[Records from a collection]

---

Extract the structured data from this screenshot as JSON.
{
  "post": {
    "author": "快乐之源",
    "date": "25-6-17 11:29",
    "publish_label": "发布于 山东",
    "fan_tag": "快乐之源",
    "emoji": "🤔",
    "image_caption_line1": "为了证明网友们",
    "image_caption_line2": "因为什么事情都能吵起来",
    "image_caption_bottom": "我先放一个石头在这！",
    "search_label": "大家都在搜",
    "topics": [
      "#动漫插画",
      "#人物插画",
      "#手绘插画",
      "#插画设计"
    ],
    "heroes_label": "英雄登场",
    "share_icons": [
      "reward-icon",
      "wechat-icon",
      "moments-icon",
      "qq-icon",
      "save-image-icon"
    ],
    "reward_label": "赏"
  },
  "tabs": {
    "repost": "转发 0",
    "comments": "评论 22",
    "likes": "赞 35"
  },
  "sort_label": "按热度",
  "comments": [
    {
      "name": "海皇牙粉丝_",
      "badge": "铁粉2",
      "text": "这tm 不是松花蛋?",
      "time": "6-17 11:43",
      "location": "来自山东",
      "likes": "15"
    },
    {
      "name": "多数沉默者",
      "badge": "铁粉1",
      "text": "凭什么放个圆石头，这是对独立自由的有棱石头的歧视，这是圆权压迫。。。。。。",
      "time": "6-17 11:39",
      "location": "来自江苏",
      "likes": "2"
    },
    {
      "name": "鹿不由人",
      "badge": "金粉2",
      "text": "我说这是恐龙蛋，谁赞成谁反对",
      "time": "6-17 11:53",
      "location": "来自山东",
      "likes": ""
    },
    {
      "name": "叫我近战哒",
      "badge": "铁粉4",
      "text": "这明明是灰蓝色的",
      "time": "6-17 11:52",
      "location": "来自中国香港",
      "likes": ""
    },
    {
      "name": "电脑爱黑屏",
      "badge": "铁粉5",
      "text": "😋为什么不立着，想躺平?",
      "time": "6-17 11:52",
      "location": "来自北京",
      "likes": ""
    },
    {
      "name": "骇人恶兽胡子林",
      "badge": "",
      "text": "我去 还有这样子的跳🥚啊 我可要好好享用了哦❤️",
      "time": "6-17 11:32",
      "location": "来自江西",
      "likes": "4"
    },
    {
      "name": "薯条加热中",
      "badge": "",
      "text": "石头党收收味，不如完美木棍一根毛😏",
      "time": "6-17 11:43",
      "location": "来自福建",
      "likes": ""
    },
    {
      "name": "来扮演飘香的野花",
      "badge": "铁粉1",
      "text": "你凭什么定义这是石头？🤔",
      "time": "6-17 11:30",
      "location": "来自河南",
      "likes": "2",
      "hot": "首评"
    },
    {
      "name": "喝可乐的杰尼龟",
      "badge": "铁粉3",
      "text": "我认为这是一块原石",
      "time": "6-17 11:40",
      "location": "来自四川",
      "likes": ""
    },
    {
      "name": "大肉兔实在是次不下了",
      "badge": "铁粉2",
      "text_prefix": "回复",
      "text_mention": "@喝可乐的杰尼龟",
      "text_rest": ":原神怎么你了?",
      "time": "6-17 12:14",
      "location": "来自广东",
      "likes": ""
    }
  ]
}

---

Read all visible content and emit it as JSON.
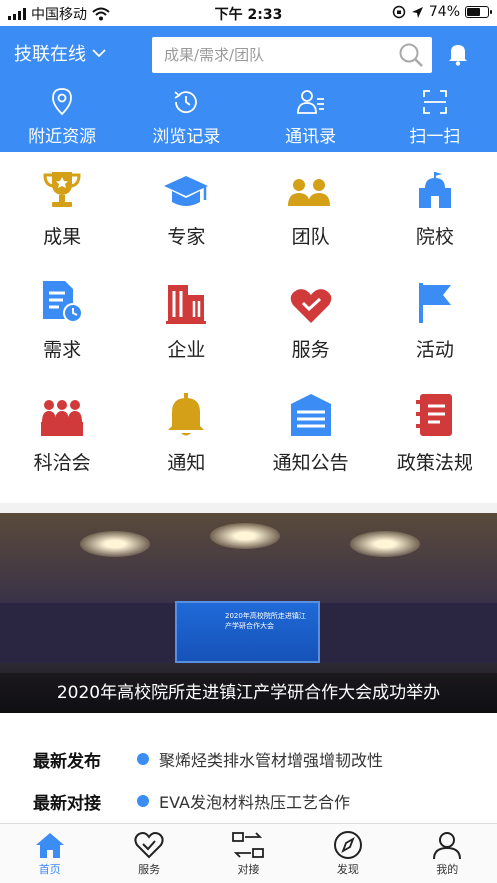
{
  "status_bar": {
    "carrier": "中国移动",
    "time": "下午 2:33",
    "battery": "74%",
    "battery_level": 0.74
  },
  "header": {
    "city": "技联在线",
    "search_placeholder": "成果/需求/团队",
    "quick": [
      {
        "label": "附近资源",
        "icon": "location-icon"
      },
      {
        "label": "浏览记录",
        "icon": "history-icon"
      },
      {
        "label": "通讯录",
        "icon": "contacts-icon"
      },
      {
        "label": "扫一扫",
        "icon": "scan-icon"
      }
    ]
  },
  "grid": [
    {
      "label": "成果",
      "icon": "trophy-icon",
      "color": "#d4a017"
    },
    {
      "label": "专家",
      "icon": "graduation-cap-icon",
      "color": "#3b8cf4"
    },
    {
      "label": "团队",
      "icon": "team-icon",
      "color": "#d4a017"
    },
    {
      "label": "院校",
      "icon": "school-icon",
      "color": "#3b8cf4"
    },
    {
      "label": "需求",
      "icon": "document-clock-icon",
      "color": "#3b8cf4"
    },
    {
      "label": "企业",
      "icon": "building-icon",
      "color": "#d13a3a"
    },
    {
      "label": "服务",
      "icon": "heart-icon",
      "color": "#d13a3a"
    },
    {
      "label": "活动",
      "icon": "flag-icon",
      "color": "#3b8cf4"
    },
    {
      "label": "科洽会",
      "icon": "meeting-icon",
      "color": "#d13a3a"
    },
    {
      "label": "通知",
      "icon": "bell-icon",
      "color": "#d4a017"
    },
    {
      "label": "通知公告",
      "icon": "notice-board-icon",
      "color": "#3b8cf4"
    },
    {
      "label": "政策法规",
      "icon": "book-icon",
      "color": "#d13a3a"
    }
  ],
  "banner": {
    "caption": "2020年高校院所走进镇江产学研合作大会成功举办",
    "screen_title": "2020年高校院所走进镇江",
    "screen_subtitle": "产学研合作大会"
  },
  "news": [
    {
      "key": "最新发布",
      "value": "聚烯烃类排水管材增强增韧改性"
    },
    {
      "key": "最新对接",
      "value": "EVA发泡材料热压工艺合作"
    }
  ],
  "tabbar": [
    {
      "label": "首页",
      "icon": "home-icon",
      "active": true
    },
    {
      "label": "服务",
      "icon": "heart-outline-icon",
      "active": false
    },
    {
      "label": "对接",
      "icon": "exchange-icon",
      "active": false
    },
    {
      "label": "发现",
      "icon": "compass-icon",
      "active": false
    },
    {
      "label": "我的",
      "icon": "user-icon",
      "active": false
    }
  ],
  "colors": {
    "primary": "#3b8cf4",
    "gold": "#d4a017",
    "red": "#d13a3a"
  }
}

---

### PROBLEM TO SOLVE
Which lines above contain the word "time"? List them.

### RESULT OF THE TASK
      "time": "6-17 11:43",
      "time": "6-17 11:39",
      "time": "6-17 11:53",
      "time": "6-17 11:52",
      "time": "6-17 11:52",
      "time": "6-17 11:32",
      "time": "6-17 11:43",
      "time": "6-17 11:30",
      "time": "6-17 11:40",
      "time": "6-17 12:14",
    "time": "下午 2:33",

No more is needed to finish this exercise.